So Cheryl began to eat and gain weight. After a couple of years her mom consulted a dietician, who told them to cut back on the portions and frequency of meals. "But if my little girl is hollering because she's hungry," says Sheila, "I am not going to deprive her of food."
Sheila served and Cheryl ate. But it is not literally true that she ate her way to 300 pounds. Her body accepted the avoirdupois—"Obviously her genes were in play for her to be a large girl," says Bob—and her athleticism increased along with her weight. She was never awkward, and she spent many of her summer days off the ground, building elaborate tree houses with friends. It remains a partial mystery as to how Cheryl got so big. At 19, Beth is petite; Katie, a budding weightlifter, is sturdy and big-boned at 170 pounds but will never get near Cheryl's weight.

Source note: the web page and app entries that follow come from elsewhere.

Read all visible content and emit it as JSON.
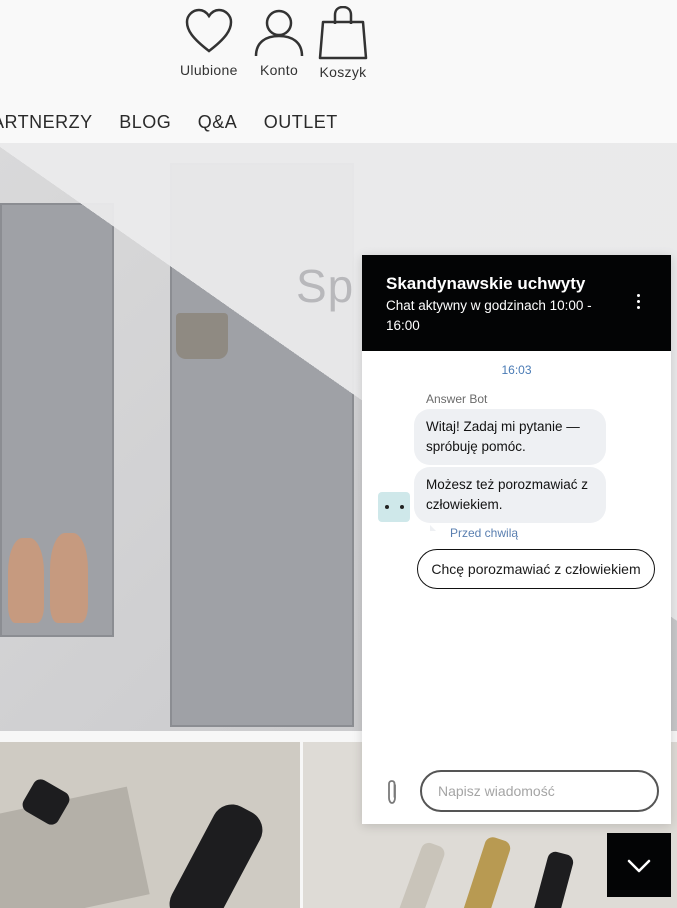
{
  "header": {
    "icons": [
      {
        "label": "Ulubione",
        "icon": "heart-icon"
      },
      {
        "label": "Konto",
        "icon": "user-icon"
      },
      {
        "label": "Koszyk",
        "icon": "bag-icon"
      }
    ],
    "nav": [
      "ARTNERZY",
      "BLOG",
      "Q&A",
      "OUTLET"
    ]
  },
  "hero": {
    "title": "Sp"
  },
  "chat": {
    "title": "Skandynawskie uchwyty",
    "subtitle": "Chat aktywny w godzinach 10:00 - 16:00",
    "time": "16:03",
    "bot_name": "Answer Bot",
    "messages": [
      "Witaj! Zadaj mi pytanie — spróbuję pomóc.",
      "Możesz też porozmawiać z człowiekiem."
    ],
    "status": "Przed chwilą",
    "human_button": "Chcę porozmawiać z człowiekiem",
    "input_placeholder": "Napisz wiadomość",
    "accent": "#030405"
  }
}
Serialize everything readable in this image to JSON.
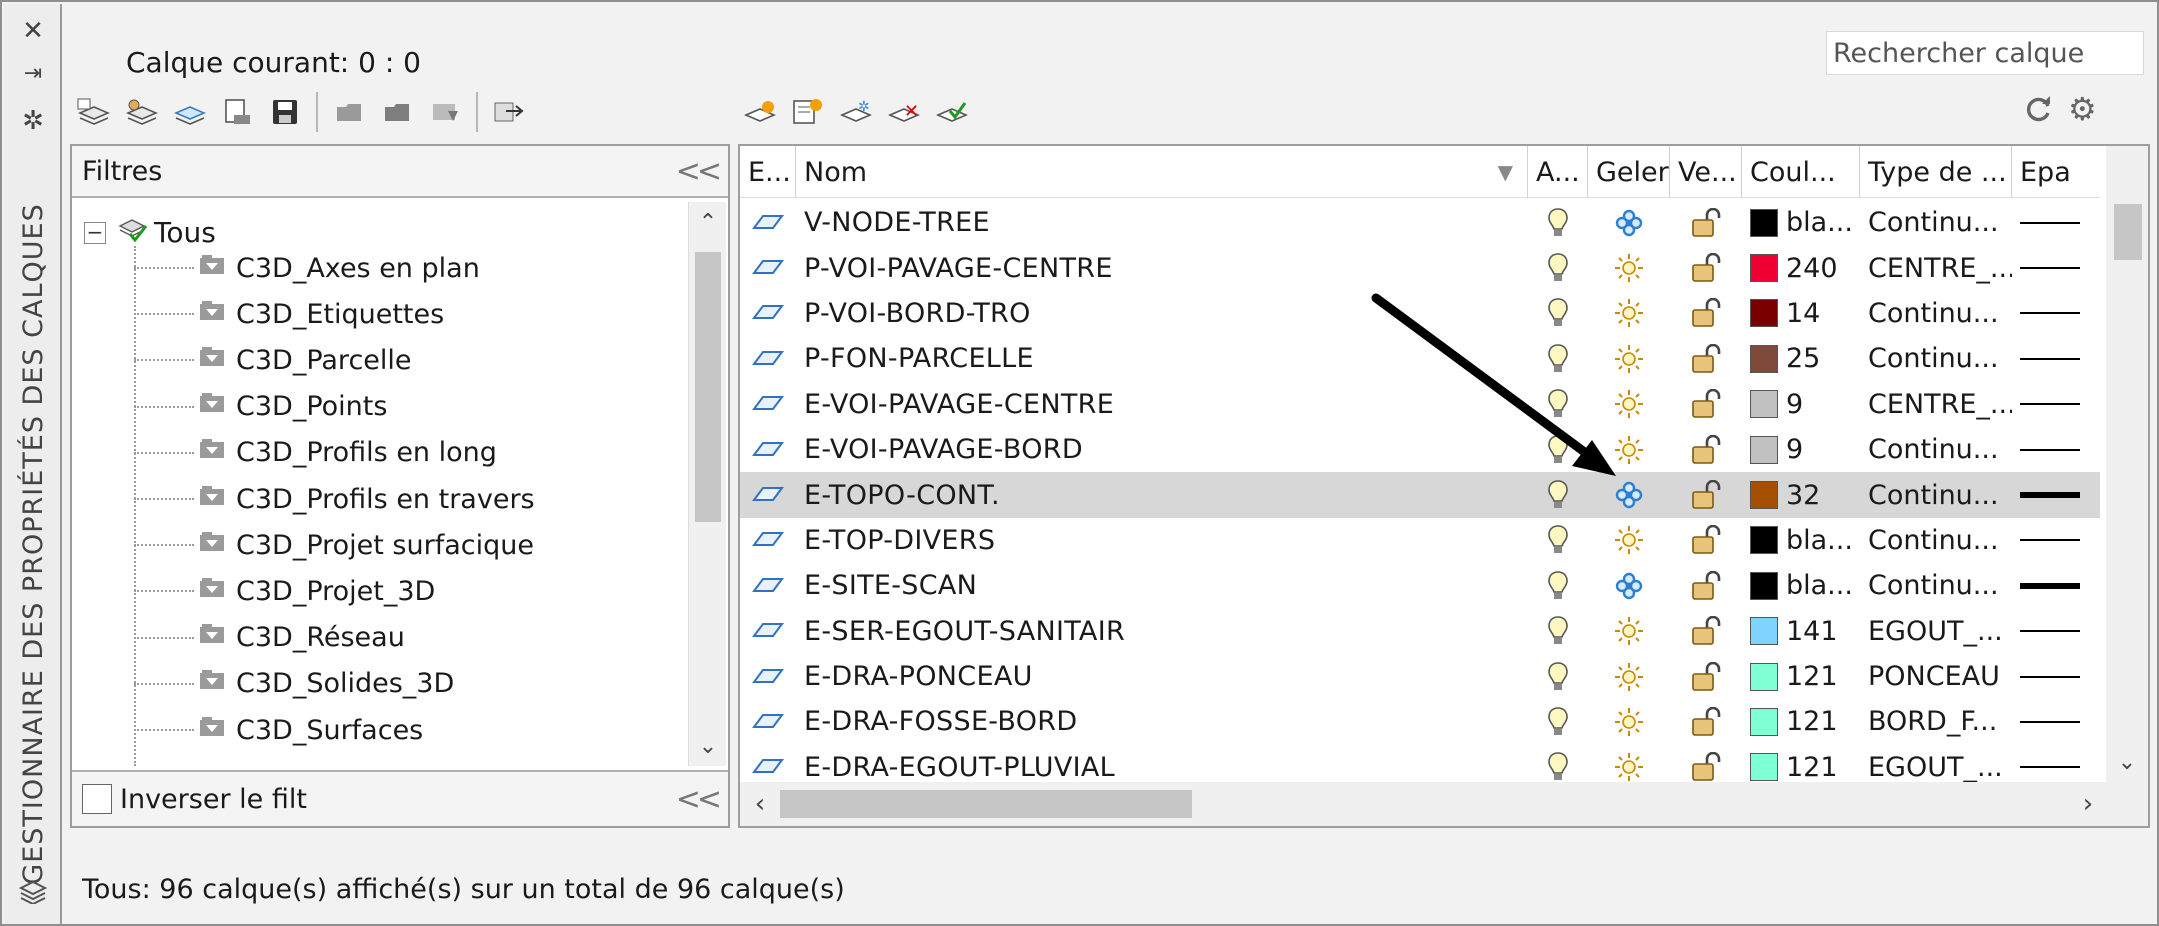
{
  "side": {
    "title": "GESTIONNAIRE DES PROPRIÉTÉS DES CALQUES",
    "icons": [
      "close-icon",
      "pin-icon",
      "settings-icon",
      "layers-icon"
    ]
  },
  "header": {
    "current_layer": "Calque courant: 0 : 0",
    "search_placeholder": "Rechercher calque"
  },
  "filters": {
    "title": "Filtres",
    "root": "Tous",
    "items": [
      "C3D_Axes en plan",
      "C3D_Etiquettes",
      "C3D_Parcelle",
      "C3D_Points",
      "C3D_Profils en long",
      "C3D_Profils en travers",
      "C3D_Projet surfacique",
      "C3D_Projet_3D",
      "C3D_Réseau",
      "C3D_Solides_3D",
      "C3D_Surfaces"
    ],
    "invert_label": "Inverser  le filt"
  },
  "grid": {
    "headers": {
      "e": "E...",
      "name": "Nom",
      "a": "A...",
      "freeze": "Geler",
      "lock": "Ve...",
      "color": "Coul...",
      "type": "Type de ...",
      "ep": "Epa"
    },
    "rows": [
      {
        "name": "V-NODE-TREE",
        "frozen": true,
        "color_hex": "#000000",
        "color": "bla...",
        "type": "Continu...",
        "thick": false
      },
      {
        "name": "P-VOI-PAVAGE-CENTRE",
        "frozen": false,
        "color_hex": "#ee0033",
        "color": "240",
        "type": "CENTRE_...",
        "thick": false
      },
      {
        "name": "P-VOI-BORD-TRO",
        "frozen": false,
        "color_hex": "#7a0000",
        "color": "14",
        "type": "Continu...",
        "thick": false
      },
      {
        "name": "P-FON-PARCELLE",
        "frozen": false,
        "color_hex": "#7f4a3a",
        "color": "25",
        "type": "Continu...",
        "thick": false
      },
      {
        "name": "E-VOI-PAVAGE-CENTRE",
        "frozen": false,
        "color_hex": "#c0c0c0",
        "color": "9",
        "type": "CENTRE_...",
        "thick": false
      },
      {
        "name": "E-VOI-PAVAGE-BORD",
        "frozen": false,
        "color_hex": "#c0c0c0",
        "color": "9",
        "type": "Continu...",
        "thick": false
      },
      {
        "name": "E-TOPO-CONT.",
        "frozen": true,
        "color_hex": "#a54f00",
        "color": "32",
        "type": "Continu...",
        "thick": true,
        "selected": true
      },
      {
        "name": "E-TOP-DIVERS",
        "frozen": false,
        "color_hex": "#000000",
        "color": "bla...",
        "type": "Continu...",
        "thick": false
      },
      {
        "name": "E-SITE-SCAN",
        "frozen": true,
        "color_hex": "#000000",
        "color": "bla...",
        "type": "Continu...",
        "thick": true
      },
      {
        "name": "E-SER-EGOUT-SANITAIR",
        "frozen": false,
        "color_hex": "#7fd4ff",
        "color": "141",
        "type": "EGOUT_...",
        "thick": false
      },
      {
        "name": "E-DRA-PONCEAU",
        "frozen": false,
        "color_hex": "#7fffd4",
        "color": "121",
        "type": "PONCEAU",
        "thick": false
      },
      {
        "name": "E-DRA-FOSSE-BORD",
        "frozen": false,
        "color_hex": "#7fffd4",
        "color": "121",
        "type": "BORD_F...",
        "thick": false
      },
      {
        "name": "E-DRA-EGOUT-PLUVIAL",
        "frozen": false,
        "color_hex": "#7fffd4",
        "color": "121",
        "type": "EGOUT_...",
        "thick": false
      }
    ]
  },
  "status": "Tous: 96 calque(s) affiché(s) sur un total de 96 calque(s)"
}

As Cheryl approached her high school years, it looked as if softball was going to be her sport. She played third base and the outfield and was known for her defensive abilities, her strong arm and her power hitting. They called her the Arm. In the fall of 1996, Haworth's soft-ball coach suggested that the Arm pay a visit to the Paul Anderson/Howard Cohen Weightlifting Complex in southeast Savannah for some weight training to get her in shape for the upcoming season. The gym is housed in an unassuming cinder block building, but it's one of the best training facilities in the country for young athletes. Any resident of Chatham County can work out at the gym with any of the 12 full-time coaches at no cost because the facility is completely underwritten by the county.